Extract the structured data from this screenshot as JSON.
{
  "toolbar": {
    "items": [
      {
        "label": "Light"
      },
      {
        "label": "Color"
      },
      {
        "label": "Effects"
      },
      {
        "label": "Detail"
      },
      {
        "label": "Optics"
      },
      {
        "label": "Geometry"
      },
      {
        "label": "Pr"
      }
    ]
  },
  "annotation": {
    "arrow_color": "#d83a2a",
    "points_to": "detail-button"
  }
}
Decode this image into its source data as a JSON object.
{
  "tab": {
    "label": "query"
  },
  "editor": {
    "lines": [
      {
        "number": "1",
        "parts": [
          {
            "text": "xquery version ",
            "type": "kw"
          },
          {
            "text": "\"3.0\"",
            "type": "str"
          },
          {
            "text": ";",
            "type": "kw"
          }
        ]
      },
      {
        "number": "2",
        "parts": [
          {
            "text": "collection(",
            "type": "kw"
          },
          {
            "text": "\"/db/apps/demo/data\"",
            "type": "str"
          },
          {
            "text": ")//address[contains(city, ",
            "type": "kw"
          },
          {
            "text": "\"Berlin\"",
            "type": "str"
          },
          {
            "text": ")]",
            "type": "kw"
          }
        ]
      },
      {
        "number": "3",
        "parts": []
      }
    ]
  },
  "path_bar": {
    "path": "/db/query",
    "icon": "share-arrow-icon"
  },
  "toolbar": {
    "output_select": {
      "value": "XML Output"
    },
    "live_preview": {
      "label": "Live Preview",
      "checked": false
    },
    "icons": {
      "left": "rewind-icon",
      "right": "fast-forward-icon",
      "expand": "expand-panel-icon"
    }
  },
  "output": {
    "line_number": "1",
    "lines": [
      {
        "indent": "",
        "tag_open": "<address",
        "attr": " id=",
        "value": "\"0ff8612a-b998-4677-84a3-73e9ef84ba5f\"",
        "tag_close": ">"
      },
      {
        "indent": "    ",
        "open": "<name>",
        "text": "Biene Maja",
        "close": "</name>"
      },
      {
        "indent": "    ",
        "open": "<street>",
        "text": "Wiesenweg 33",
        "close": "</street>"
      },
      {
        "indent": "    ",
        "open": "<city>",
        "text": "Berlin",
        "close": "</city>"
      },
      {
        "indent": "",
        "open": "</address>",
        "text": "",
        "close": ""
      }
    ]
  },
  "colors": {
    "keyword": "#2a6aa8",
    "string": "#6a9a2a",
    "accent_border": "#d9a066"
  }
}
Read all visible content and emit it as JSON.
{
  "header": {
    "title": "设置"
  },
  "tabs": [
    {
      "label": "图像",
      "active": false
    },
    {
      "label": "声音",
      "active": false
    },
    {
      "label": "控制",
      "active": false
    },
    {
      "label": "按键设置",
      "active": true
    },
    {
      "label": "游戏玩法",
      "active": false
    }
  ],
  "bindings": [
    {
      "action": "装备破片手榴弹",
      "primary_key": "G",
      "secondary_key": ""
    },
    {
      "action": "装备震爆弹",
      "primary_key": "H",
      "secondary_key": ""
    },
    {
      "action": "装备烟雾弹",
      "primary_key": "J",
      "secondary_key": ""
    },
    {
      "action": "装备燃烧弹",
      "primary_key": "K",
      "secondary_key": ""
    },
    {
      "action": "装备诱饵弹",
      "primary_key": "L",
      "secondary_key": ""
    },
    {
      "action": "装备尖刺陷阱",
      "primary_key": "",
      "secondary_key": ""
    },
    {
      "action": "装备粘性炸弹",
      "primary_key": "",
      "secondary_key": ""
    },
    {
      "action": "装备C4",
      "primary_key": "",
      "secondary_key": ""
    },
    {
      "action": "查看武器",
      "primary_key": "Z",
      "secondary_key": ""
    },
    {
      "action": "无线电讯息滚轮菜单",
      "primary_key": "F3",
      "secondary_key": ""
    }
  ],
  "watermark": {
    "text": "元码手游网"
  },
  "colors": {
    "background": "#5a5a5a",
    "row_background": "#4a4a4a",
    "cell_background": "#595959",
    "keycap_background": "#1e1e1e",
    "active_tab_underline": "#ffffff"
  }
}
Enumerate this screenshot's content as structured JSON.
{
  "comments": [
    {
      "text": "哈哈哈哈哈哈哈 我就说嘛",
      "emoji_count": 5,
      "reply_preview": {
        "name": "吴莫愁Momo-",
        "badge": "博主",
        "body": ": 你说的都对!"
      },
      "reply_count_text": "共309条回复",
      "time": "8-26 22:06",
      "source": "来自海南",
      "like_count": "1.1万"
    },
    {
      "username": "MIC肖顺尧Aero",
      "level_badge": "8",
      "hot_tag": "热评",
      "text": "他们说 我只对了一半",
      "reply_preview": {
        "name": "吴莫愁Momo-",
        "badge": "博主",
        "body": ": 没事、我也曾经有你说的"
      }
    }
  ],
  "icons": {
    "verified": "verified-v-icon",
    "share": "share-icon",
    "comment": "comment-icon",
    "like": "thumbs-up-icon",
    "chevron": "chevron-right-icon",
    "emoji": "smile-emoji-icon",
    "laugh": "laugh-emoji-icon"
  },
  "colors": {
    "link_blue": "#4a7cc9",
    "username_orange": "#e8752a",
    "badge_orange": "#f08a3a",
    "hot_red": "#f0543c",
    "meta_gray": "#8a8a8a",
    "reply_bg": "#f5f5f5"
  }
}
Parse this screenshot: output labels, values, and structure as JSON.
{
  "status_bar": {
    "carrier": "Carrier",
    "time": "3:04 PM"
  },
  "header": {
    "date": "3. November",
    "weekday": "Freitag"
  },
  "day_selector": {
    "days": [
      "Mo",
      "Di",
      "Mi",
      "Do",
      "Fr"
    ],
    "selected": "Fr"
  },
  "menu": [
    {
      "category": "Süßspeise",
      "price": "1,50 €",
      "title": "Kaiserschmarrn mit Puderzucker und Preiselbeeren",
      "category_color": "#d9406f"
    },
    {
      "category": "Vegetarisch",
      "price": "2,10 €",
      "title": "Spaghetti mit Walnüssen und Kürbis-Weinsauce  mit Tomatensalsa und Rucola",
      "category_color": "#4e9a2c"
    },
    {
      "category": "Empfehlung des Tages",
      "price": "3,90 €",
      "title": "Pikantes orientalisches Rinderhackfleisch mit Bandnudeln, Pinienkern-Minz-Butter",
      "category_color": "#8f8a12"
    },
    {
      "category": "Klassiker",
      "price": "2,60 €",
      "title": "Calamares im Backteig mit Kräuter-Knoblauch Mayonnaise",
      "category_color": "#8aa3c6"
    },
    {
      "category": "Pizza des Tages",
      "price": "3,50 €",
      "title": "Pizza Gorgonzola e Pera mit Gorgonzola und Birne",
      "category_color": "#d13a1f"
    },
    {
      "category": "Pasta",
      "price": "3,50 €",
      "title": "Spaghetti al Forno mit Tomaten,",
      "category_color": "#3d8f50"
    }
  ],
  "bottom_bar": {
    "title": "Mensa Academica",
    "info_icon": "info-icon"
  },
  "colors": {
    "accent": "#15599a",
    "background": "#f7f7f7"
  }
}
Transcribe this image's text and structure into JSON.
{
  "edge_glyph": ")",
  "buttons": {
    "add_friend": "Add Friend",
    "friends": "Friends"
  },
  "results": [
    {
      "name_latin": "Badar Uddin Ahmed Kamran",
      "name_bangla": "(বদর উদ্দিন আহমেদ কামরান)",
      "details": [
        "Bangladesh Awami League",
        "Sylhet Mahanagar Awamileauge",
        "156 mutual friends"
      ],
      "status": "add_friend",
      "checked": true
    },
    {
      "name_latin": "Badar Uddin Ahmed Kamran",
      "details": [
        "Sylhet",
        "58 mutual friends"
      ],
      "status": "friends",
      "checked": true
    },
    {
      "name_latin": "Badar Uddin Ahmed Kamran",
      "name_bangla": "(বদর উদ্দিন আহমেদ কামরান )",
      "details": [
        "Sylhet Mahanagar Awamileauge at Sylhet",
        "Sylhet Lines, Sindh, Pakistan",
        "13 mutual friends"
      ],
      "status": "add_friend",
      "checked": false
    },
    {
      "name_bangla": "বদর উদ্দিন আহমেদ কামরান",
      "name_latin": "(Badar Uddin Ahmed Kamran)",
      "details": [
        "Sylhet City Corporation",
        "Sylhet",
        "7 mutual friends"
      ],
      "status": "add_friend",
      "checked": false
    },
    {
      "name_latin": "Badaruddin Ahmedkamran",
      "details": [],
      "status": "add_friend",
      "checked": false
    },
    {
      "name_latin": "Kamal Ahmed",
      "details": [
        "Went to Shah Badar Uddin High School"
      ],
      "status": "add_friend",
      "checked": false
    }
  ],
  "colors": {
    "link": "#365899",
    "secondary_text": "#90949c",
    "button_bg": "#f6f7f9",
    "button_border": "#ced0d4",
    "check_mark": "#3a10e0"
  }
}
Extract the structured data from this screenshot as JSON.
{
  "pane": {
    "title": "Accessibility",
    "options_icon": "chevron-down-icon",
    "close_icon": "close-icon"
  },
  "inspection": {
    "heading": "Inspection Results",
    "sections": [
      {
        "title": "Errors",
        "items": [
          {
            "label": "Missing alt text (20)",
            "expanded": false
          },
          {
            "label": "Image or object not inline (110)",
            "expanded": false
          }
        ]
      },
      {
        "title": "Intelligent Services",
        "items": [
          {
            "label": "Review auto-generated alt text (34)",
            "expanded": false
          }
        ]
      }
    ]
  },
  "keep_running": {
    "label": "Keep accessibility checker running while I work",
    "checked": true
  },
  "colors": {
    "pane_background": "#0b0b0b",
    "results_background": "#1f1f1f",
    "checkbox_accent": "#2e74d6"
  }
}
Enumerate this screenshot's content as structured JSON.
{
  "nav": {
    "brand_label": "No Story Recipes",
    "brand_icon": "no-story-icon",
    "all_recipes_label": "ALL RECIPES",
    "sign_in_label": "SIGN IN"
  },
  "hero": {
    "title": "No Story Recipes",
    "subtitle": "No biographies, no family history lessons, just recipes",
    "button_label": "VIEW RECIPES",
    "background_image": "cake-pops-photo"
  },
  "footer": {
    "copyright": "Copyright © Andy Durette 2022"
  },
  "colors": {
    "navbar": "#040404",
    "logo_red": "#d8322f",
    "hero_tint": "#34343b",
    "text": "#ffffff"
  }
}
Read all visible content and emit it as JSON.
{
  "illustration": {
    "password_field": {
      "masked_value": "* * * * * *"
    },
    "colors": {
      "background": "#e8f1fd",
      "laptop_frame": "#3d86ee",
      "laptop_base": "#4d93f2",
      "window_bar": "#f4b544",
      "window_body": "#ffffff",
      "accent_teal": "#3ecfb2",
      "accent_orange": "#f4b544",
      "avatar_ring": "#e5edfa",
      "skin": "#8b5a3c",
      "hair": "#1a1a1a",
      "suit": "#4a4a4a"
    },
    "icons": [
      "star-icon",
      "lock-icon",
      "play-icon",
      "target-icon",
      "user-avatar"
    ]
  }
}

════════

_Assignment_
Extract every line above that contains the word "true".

_Response to the exercise_
      "active": true
      "checked": true
      "checked": true
    "checked": true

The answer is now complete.